### Data for this task ###

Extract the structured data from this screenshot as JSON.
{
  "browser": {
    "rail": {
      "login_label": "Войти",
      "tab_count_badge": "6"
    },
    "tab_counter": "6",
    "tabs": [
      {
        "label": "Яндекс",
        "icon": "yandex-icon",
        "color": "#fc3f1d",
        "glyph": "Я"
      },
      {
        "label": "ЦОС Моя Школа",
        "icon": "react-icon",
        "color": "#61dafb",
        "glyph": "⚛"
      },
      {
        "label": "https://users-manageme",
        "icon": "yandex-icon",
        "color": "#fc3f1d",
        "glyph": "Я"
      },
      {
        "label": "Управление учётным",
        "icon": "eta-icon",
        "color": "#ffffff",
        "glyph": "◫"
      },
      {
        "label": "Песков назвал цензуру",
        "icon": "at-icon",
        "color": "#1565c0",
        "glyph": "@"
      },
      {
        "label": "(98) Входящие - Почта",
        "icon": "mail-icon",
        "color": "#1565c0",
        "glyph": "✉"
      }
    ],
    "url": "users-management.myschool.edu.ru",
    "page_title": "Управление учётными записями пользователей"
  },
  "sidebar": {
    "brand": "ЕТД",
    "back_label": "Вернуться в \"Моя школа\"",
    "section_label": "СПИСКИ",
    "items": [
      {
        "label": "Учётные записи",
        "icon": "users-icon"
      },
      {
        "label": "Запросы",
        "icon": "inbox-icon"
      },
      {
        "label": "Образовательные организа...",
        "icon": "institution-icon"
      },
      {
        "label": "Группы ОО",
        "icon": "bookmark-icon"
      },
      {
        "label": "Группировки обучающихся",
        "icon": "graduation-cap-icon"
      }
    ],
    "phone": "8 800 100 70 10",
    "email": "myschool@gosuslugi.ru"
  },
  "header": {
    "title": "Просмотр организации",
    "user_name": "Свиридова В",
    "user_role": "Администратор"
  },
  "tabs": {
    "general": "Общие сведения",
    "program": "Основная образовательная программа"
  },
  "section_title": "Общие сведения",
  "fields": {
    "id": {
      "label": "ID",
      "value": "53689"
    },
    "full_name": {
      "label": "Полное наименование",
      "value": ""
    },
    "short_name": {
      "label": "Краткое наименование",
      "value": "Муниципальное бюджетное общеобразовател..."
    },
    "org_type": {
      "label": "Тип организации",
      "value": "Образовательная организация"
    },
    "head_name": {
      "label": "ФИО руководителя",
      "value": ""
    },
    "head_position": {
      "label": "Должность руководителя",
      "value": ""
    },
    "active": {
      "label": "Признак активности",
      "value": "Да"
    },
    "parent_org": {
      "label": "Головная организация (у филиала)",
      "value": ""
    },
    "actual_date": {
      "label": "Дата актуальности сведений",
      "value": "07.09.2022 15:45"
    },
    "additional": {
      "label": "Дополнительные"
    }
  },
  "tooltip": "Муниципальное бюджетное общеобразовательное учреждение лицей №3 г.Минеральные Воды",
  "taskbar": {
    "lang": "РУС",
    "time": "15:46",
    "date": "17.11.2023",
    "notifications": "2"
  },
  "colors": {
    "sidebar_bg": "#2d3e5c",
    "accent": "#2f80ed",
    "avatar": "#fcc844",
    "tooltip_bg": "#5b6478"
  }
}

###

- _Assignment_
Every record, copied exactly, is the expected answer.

- _Answer section_
Extract the structured data from this screenshot as JSON.
{
  "browser": {
    "rail": {
      "login_label": "Войти",
      "tab_count_badge": "6"
    },
    "tab_counter": "6",
    "tabs": [
      {
        "label": "Яндекс",
        "icon": "yandex-icon",
        "color": "#fc3f1d",
        "glyph": "Я"
      },
      {
        "label": "ЦОС Моя Школа",
        "icon": "react-icon",
        "color": "#61dafb",
        "glyph": "⚛"
      },
      {
        "label": "https://users-manageme",
        "icon": "yandex-icon",
        "color": "#fc3f1d",
        "glyph": "Я"
      },
      {
        "label": "Управление учётным",
        "icon": "eta-icon",
        "color": "#ffffff",
        "glyph": "◫"
      },
      {
        "label": "Песков назвал цензуру",
        "icon": "at-icon",
        "color": "#1565c0",
        "glyph": "@"
      },
      {
        "label": "(98) Входящие - Почта",
        "icon": "mail-icon",
        "color": "#1565c0",
        "glyph": "✉"
      }
    ],
    "url": "users-management.myschool.edu.ru",
    "page_title": "Управление учётными записями пользователей"
  },
  "sidebar": {
    "brand": "ЕТД",
    "back_label": "Вернуться в \"Моя школа\"",
    "section_label": "СПИСКИ",
    "items": [
      {
        "label": "Учётные записи",
        "icon": "users-icon"
      },
      {
        "label": "Запросы",
        "icon": "inbox-icon"
      },
      {
        "label": "Образовательные организа...",
        "icon": "institution-icon"
      },
      {
        "label": "Группы ОО",
        "icon": "bookmark-icon"
      },
      {
        "label": "Группировки обучающихся",
        "icon": "graduation-cap-icon"
      }
    ],
    "phone": "8 800 100 70 10",
    "email": "myschool@gosuslugi.ru"
  },
  "header": {
    "title": "Просмотр организации",
    "user_name": "Свиридова В",
    "user_role": "Администратор"
  },
  "tabs": {
    "general": "Общие сведения",
    "program": "Основная образовательная программа"
  },
  "section_title": "Общие сведения",
  "fields": {
    "id": {
      "label": "ID",
      "value": "53689"
    },
    "full_name": {
      "label": "Полное наименование",
      "value": ""
    },
    "short_name": {
      "label": "Краткое наименование",
      "value": "Муниципальное бюджетное общеобразовател..."
    },
    "org_type": {
      "label": "Тип организации",
      "value": "Образовательная организация"
    },
    "head_name": {
      "label": "ФИО руководителя",
      "value": ""
    },
    "head_position": {
      "label": "Должность руководителя",
      "value": ""
    },
    "active": {
      "label": "Признак активности",
      "value": "Да"
    },
    "parent_org": {
      "label": "Головная организация (у филиала)",
      "value": ""
    },
    "actual_date": {
      "label": "Дата актуальности сведений",
      "value": "07.09.2022 15:45"
    },
    "additional": {
      "label": "Дополнительные"
    }
  },
  "tooltip": "Муниципальное бюджетное общеобразовательное учреждение лицей №3 г.Минеральные Воды",
  "taskbar": {
    "lang": "РУС",
    "time": "15:46",
    "date": "17.11.2023",
    "notifications": "2"
  },
  "colors": {
    "sidebar_bg": "#2d3e5c",
    "accent": "#2f80ed",
    "avatar": "#fcc844",
    "tooltip_bg": "#5b6478"
  }
}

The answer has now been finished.